- [SUPPLIED MATERIAL]:
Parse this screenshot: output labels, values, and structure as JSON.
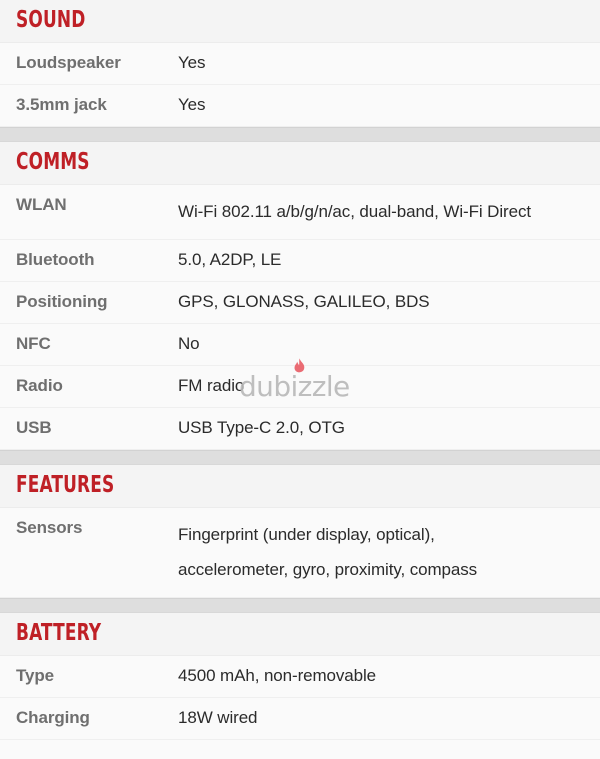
{
  "page": {
    "kind": "phone-specification-sheet",
    "background_color": "#fafafa",
    "accent_color": "#bf2026",
    "label_color": "#6f6f6f",
    "value_color": "#2b2b2b",
    "separator_band_color": "#dedede"
  },
  "watermark": {
    "text": "dubizzle",
    "icon": "flame-icon",
    "icon_color": "#e9636b",
    "text_color": "#b9b9b9"
  },
  "sections": [
    {
      "title": "SOUND",
      "leading_band": false,
      "rows": [
        {
          "label": "Loudspeaker",
          "value": "Yes",
          "multiline": false
        },
        {
          "label": "3.5mm jack",
          "value": "Yes",
          "multiline": false
        }
      ]
    },
    {
      "title": "COMMS",
      "leading_band": true,
      "rows": [
        {
          "label": "WLAN",
          "value": "Wi-Fi 802.11 a/b/g/n/ac, dual-band, Wi-Fi Direct",
          "multiline": true
        },
        {
          "label": "Bluetooth",
          "value": "5.0, A2DP, LE",
          "multiline": false
        },
        {
          "label": "Positioning",
          "value": "GPS, GLONASS, GALILEO, BDS",
          "multiline": false
        },
        {
          "label": "NFC",
          "value": "No",
          "multiline": false
        },
        {
          "label": "Radio",
          "value": "FM radio",
          "multiline": false
        },
        {
          "label": "USB",
          "value": "USB Type-C 2.0, OTG",
          "multiline": false
        }
      ]
    },
    {
      "title": "FEATURES",
      "leading_band": true,
      "rows": [
        {
          "label": "Sensors",
          "value": "Fingerprint (under display, optical), accelerometer, gyro, proximity, compass",
          "multiline": true
        }
      ]
    },
    {
      "title": "BATTERY",
      "leading_band": true,
      "rows": [
        {
          "label": "Type",
          "value": "4500 mAh, non-removable",
          "multiline": false
        },
        {
          "label": "Charging",
          "value": "18W wired",
          "multiline": false
        }
      ]
    }
  ]
}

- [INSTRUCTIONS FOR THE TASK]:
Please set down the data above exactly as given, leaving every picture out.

- [WORKED SOLUTION]:
Parse this screenshot: output labels, values, and structure as JSON.
{
  "page": {
    "kind": "phone-specification-sheet",
    "background_color": "#fafafa",
    "accent_color": "#bf2026",
    "label_color": "#6f6f6f",
    "value_color": "#2b2b2b",
    "separator_band_color": "#dedede"
  },
  "watermark": {
    "text": "dubizzle",
    "icon": "flame-icon",
    "icon_color": "#e9636b",
    "text_color": "#b9b9b9"
  },
  "sections": [
    {
      "title": "SOUND",
      "leading_band": false,
      "rows": [
        {
          "label": "Loudspeaker",
          "value": "Yes",
          "multiline": false
        },
        {
          "label": "3.5mm jack",
          "value": "Yes",
          "multiline": false
        }
      ]
    },
    {
      "title": "COMMS",
      "leading_band": true,
      "rows": [
        {
          "label": "WLAN",
          "value": "Wi-Fi 802.11 a/b/g/n/ac, dual-band, Wi-Fi Direct",
          "multiline": true
        },
        {
          "label": "Bluetooth",
          "value": "5.0, A2DP, LE",
          "multiline": false
        },
        {
          "label": "Positioning",
          "value": "GPS, GLONASS, GALILEO, BDS",
          "multiline": false
        },
        {
          "label": "NFC",
          "value": "No",
          "multiline": false
        },
        {
          "label": "Radio",
          "value": "FM radio",
          "multiline": false
        },
        {
          "label": "USB",
          "value": "USB Type-C 2.0, OTG",
          "multiline": false
        }
      ]
    },
    {
      "title": "FEATURES",
      "leading_band": true,
      "rows": [
        {
          "label": "Sensors",
          "value": "Fingerprint (under display, optical), accelerometer, gyro, proximity, compass",
          "multiline": true
        }
      ]
    },
    {
      "title": "BATTERY",
      "leading_band": true,
      "rows": [
        {
          "label": "Type",
          "value": "4500 mAh, non-removable",
          "multiline": false
        },
        {
          "label": "Charging",
          "value": "18W wired",
          "multiline": false
        }
      ]
    }
  ]
}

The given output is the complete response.